## What is expected
From the first line to the last, print the records exactly.

## Data extracts
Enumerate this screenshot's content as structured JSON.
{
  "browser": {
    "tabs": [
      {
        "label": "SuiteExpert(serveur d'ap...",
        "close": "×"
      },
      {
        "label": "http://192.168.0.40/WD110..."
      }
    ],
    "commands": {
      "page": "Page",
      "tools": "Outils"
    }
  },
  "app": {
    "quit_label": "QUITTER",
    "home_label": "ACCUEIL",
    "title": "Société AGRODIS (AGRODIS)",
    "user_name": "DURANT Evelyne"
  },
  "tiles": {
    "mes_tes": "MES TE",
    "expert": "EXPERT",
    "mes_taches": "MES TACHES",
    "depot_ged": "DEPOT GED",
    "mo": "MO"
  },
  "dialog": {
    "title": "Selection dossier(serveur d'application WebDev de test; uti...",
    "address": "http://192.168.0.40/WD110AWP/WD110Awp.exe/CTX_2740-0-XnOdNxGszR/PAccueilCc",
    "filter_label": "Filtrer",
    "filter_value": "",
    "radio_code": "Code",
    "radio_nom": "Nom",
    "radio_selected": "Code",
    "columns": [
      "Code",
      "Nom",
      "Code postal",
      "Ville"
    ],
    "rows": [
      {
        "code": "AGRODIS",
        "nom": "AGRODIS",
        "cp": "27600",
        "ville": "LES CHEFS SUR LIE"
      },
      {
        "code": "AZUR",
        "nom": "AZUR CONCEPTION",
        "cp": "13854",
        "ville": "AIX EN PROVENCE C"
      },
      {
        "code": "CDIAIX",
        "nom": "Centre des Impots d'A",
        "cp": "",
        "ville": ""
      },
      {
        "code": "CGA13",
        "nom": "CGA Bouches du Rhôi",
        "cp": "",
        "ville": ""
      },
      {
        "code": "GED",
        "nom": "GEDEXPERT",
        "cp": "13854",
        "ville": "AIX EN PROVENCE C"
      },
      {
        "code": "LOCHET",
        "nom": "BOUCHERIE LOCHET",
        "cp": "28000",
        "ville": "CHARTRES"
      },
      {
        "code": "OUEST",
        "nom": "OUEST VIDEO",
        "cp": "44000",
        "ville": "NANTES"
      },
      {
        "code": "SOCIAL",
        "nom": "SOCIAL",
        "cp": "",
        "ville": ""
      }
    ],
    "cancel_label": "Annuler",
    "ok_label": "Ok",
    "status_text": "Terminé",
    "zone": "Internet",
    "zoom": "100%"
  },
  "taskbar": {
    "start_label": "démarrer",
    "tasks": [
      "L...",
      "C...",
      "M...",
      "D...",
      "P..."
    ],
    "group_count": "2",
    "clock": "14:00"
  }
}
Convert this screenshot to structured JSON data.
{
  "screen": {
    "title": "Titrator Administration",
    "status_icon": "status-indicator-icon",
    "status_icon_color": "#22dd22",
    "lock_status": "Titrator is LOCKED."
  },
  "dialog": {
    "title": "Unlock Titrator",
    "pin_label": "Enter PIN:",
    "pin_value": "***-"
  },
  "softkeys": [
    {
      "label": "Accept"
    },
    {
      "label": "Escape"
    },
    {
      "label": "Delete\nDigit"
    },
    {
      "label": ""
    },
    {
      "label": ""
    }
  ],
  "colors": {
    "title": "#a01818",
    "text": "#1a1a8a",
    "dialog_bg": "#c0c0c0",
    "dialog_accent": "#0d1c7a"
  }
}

## Response area
Enumerate this screenshot's content as structured JSON.
{
  "browser": {
    "tabs": [
      {
        "label": "SuiteExpert(serveur d'ap...",
        "close": "×"
      },
      {
        "label": "http://192.168.0.40/WD110..."
      }
    ],
    "commands": {
      "page": "Page",
      "tools": "Outils"
    }
  },
  "app": {
    "quit_label": "QUITTER",
    "home_label": "ACCUEIL",
    "title": "Société AGRODIS (AGRODIS)",
    "user_name": "DURANT Evelyne"
  },
  "tiles": {
    "mes_tes": "MES TE",
    "expert": "EXPERT",
    "mes_taches": "MES TACHES",
    "depot_ged": "DEPOT GED",
    "mo": "MO"
  },
  "dialog": {
    "title": "Selection dossier(serveur d'application WebDev de test; uti...",
    "address": "http://192.168.0.40/WD110AWP/WD110Awp.exe/CTX_2740-0-XnOdNxGszR/PAccueilCc",
    "filter_label": "Filtrer",
    "filter_value": "",
    "radio_code": "Code",
    "radio_nom": "Nom",
    "radio_selected": "Code",
    "columns": [
      "Code",
      "Nom",
      "Code postal",
      "Ville"
    ],
    "rows": [
      {
        "code": "AGRODIS",
        "nom": "AGRODIS",
        "cp": "27600",
        "ville": "LES CHEFS SUR LIE"
      },
      {
        "code": "AZUR",
        "nom": "AZUR CONCEPTION",
        "cp": "13854",
        "ville": "AIX EN PROVENCE C"
      },
      {
        "code": "CDIAIX",
        "nom": "Centre des Impots d'A",
        "cp": "",
        "ville": ""
      },
      {
        "code": "CGA13",
        "nom": "CGA Bouches du Rhôi",
        "cp": "",
        "ville": ""
      },
      {
        "code": "GED",
        "nom": "GEDEXPERT",
        "cp": "13854",
        "ville": "AIX EN PROVENCE C"
      },
      {
        "code": "LOCHET",
        "nom": "BOUCHERIE LOCHET",
        "cp": "28000",
        "ville": "CHARTRES"
      },
      {
        "code": "OUEST",
        "nom": "OUEST VIDEO",
        "cp": "44000",
        "ville": "NANTES"
      },
      {
        "code": "SOCIAL",
        "nom": "SOCIAL",
        "cp": "",
        "ville": ""
      }
    ],
    "cancel_label": "Annuler",
    "ok_label": "Ok",
    "status_text": "Terminé",
    "zone": "Internet",
    "zoom": "100%"
  },
  "taskbar": {
    "start_label": "démarrer",
    "tasks": [
      "L...",
      "C...",
      "M...",
      "D...",
      "P..."
    ],
    "group_count": "2",
    "clock": "14:00"
  }
}
Convert this screenshot to structured JSON data.
{
  "screen": {
    "title": "Titrator Administration",
    "status_icon": "status-indicator-icon",
    "status_icon_color": "#22dd22",
    "lock_status": "Titrator is LOCKED."
  },
  "dialog": {
    "title": "Unlock Titrator",
    "pin_label": "Enter PIN:",
    "pin_value": "***-"
  },
  "softkeys": [
    {
      "label": "Accept"
    },
    {
      "label": "Escape"
    },
    {
      "label": "Delete\nDigit"
    },
    {
      "label": ""
    },
    {
      "label": ""
    }
  ],
  "colors": {
    "title": "#a01818",
    "text": "#1a1a8a",
    "dialog_bg": "#c0c0c0",
    "dialog_accent": "#0d1c7a"
  }
}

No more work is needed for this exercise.